"My lungs are clogged with blood clots, and my heart is stressed."
My new normal entails seeing a pulmonologist and a cardiologist, as well as undergoing blood tests, full-body scans, and heart and lung ultrasounds. Over a vaccination that I had to receive because I was really afraid of the risk, I had to do the right thing.
"I wish I had never acquired it and could reclaim my normal physique."
On Monday, she wrote on Instagram that the clots in her lungs felt like "broken ribs" and made breathing difficult.
"As part of my rehabilitation treatment, I am now medicated in a way that I have never been before; as a result, I have internal bleeding and nose bleeds as side affects of my medications, as well as a list of other things I choose to keep private," she wrote.
She uploaded a side-by-side snapshot of herself in her hospital bed before and after.
"It's crazy to believe that on the left photo, I'm turfing with my family while riding horses, and in the next photo, I'm immediately following my vaccination," she added.
Ms Knowles stated that she would be attending physicians and specialists "for at least six to twelve months" and had been advised "not to ride my horses, motorbikes, or train – everything I am".

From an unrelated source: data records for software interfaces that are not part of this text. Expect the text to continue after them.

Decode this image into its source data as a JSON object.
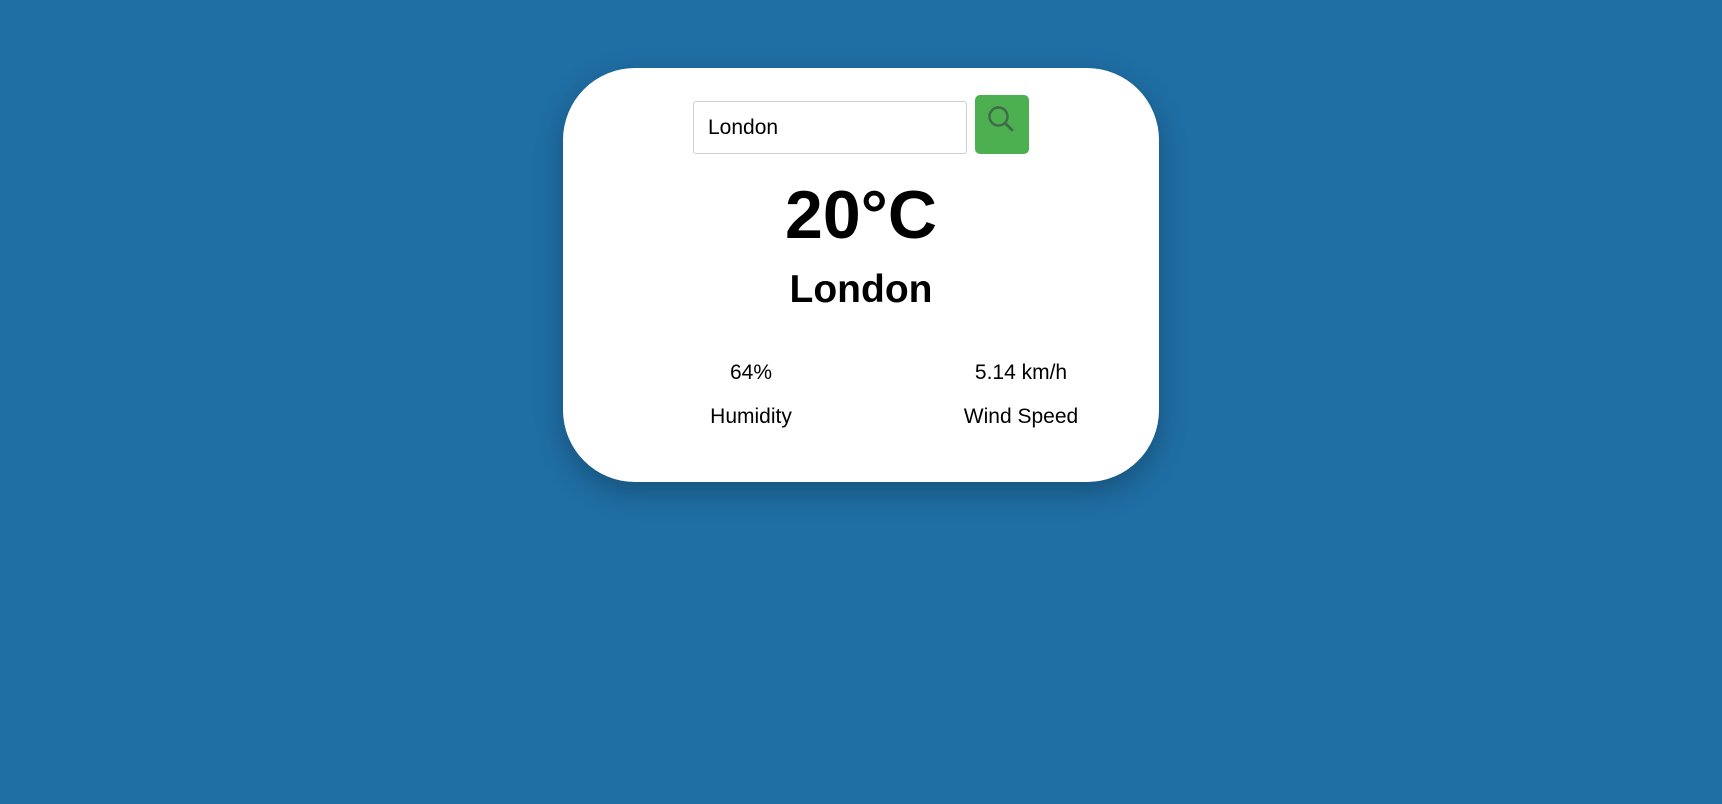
{
  "colors": {
    "background": "#1f6ea4",
    "card": "#ffffff",
    "search_button": "#4caf50",
    "search_icon": "#3f6b46"
  },
  "search": {
    "value": "London",
    "icon": "search-icon"
  },
  "weather": {
    "temperature": "20°C",
    "city": "London"
  },
  "details": {
    "humidity": {
      "value": "64%",
      "label": "Humidity"
    },
    "wind": {
      "value": "5.14 km/h",
      "label": "Wind Speed"
    }
  }
}
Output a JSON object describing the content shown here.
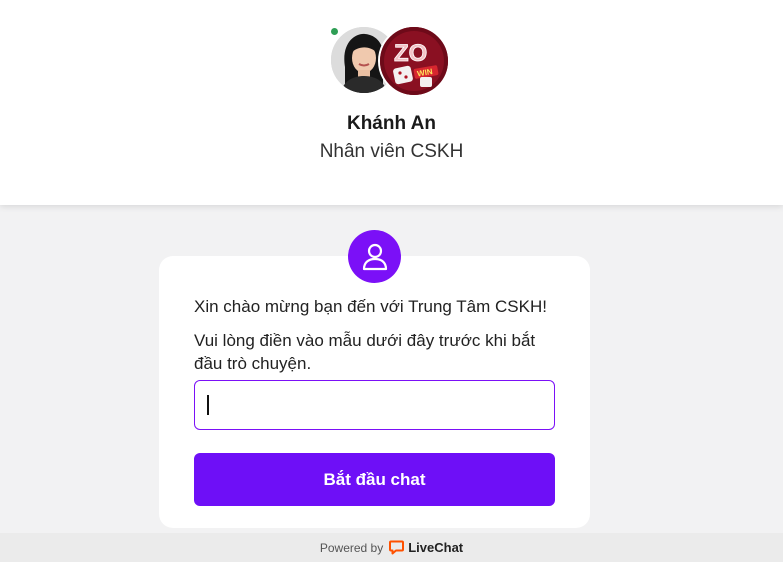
{
  "header": {
    "agent_name": "Khánh An",
    "agent_role": "Nhân viên CSKH",
    "agent_status": "online",
    "brand_logo_text": "ZO WIN"
  },
  "form": {
    "welcome_text": "Xin chào mừng bạn đến với Trung Tâm CSKH!",
    "instruction_text": "Vui lòng điền vào mẫu dưới đây trước khi bắt đầu trò chuyện.",
    "input_value": "",
    "input_placeholder": "",
    "submit_label": "Bắt đầu chat",
    "icon": "user-icon"
  },
  "footer": {
    "powered_by": "Powered by",
    "brand_name": "LiveChat",
    "brand_icon": "livechat-logo-icon"
  },
  "colors": {
    "accent": "#6e0ff7",
    "status_online": "#2e9e55",
    "livechat_orange": "#ff5100"
  }
}
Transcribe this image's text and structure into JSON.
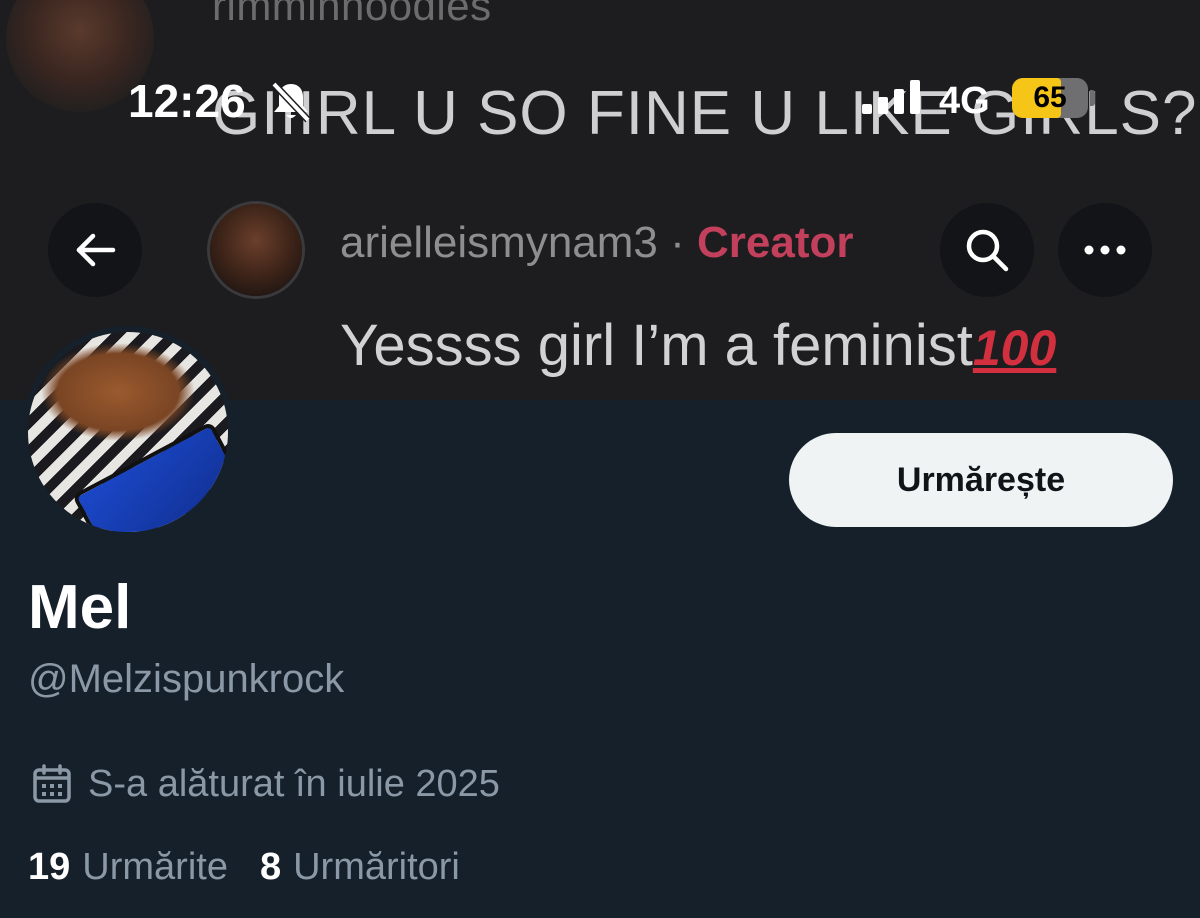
{
  "status_bar": {
    "time": "12:26",
    "network": "4G",
    "battery_level": "65",
    "battery_fraction": 0.65,
    "battery_color": "#f5c518"
  },
  "banner": {
    "top_username": "rimminnoodles",
    "comment_text": "GIIIRL U SO FINE U LIKE GIRLS?",
    "creator_username": "arielleismynam3",
    "creator_separator": " · ",
    "creator_tag": "Creator",
    "reply_text": "Yessss girl I’m a feminist",
    "reply_emoji": "100"
  },
  "header_buttons": {
    "back_icon": "arrow-left-icon",
    "search_icon": "search-icon",
    "more_icon": "more-horizontal-icon"
  },
  "profile": {
    "follow_label": "Urmărește",
    "display_name": "Mel",
    "handle": "@Melzispunkrock",
    "joined": "S-a alăturat în iulie 2025",
    "following_count": "19",
    "following_label": "Urmărite",
    "followers_count": "8",
    "followers_label": "Urmăritori"
  },
  "colors": {
    "background": "#15202b",
    "secondary_text": "#8b98a5",
    "follow_button_bg": "#eff3f4",
    "creator_tag": "#c2405b"
  }
}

In another post, a TikTok video from her hospital bed, she stated that she was "now on a lengthy path to recovery" and may face "some life-changing circumstances."
"I also have a slew of adverse affects that I'm choosing to keep private," she explained. "I'm having difficulty reconciling what has been taken from me and my new normal."
She published an update from her mother Rebecca Donnelly on Facebook on Monday, stating that her daughter had been diagnosed with portal vein thrombosis (PVT).
PVT is a clot in the portal vein, which connects the intestines to the liver.
Ms Donnelly claimed in the post that it was "confirmed last night that she had PVT caused by Pfizer" and that it was "the first example they have encountered," despite the fact that blood clotting is a common adverse effect of AstraZeneca vaccines.
Officials from the Department of Health have not corroborated Ms Donnelly's assertions.
NSW Health has stated that it does not discuss specific situations.
"However, NSW Health is advising the public to seek information from reputable and credible sources to ensure they have the most up-to-date Covid-19 information in NSW," a spokesman said.
"We will continue to urge people to get vaccinated. Covid-19 vaccinations are both safe and very effective at lowering the risk of serious disease and death in Australia. Please consult NSW Health and the Australian government's Covid-19 health advice and information."
The Therapeutic Goods Administration, which collects and reviews adverse vaccination reaction complaints, declined to make a statement.
Each Thursday, the TGA publishes a weekly update. The TGA's spokesperson would not confirm whether it had received an adverse event report matching Ms Knowles' description.
The TGA emphasizes on its website that "suspected adverse effects reported to the TGA are frequently not caused by vaccinations."
There have been nine verified deaths associated with AstraZeneca vaccine-induced blood clotting issues, but no deaths associated with the Pfizer vaccination.
The TGA is not aware of any known Pfizer-related blood coagulation adverse effects.
Myocarditis and pericarditis, or inflammation of the heart and the membrane surrounding the heart, are the most prevalent significant side effects of the Pfizer vaccine.
As of October 17, the TGA had received 312 reports of suspected myocarditis in isolation or in combination with pericarditis, and 836 instances of suspected pericarditis in isolation connected to Pfizer.
AstraZeneca has been connected to 156 cases of blood clots with low platelet counts, often known as thrombosis with thrombocytopenia syndrome (TTS).
As of October 17, about 19.6 million Pfizer doses, 12.6 million AstraZeneca doses, and 397,000 Moderna doses had been provided in Australia.
According to the TGA, the preventive benefits of Covid-19 vaccinations "clearly outweigh any potential hazards."
We have reached out to Ms Knowles and Ms Donnelly for comment.